►

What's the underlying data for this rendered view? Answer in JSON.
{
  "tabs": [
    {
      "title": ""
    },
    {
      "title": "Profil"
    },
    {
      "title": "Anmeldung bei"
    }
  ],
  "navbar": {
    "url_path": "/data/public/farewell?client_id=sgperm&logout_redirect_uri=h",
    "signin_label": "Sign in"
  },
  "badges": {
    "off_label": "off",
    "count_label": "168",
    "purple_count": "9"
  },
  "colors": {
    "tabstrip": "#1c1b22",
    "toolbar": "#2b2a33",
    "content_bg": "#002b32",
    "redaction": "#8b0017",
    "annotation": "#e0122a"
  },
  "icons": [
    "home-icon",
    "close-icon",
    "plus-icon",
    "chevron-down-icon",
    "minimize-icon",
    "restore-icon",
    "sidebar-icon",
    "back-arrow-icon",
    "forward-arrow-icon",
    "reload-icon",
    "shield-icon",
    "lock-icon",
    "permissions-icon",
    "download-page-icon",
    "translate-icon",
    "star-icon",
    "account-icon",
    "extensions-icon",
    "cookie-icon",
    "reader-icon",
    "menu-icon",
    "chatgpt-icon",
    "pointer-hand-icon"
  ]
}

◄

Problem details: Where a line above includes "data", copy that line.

Task solution:
What's the underlying data for this rendered view? Answer in JSON.
    "url_path": "/data/public/farewell?client_id=sgperm&logout_redirect_uri=h",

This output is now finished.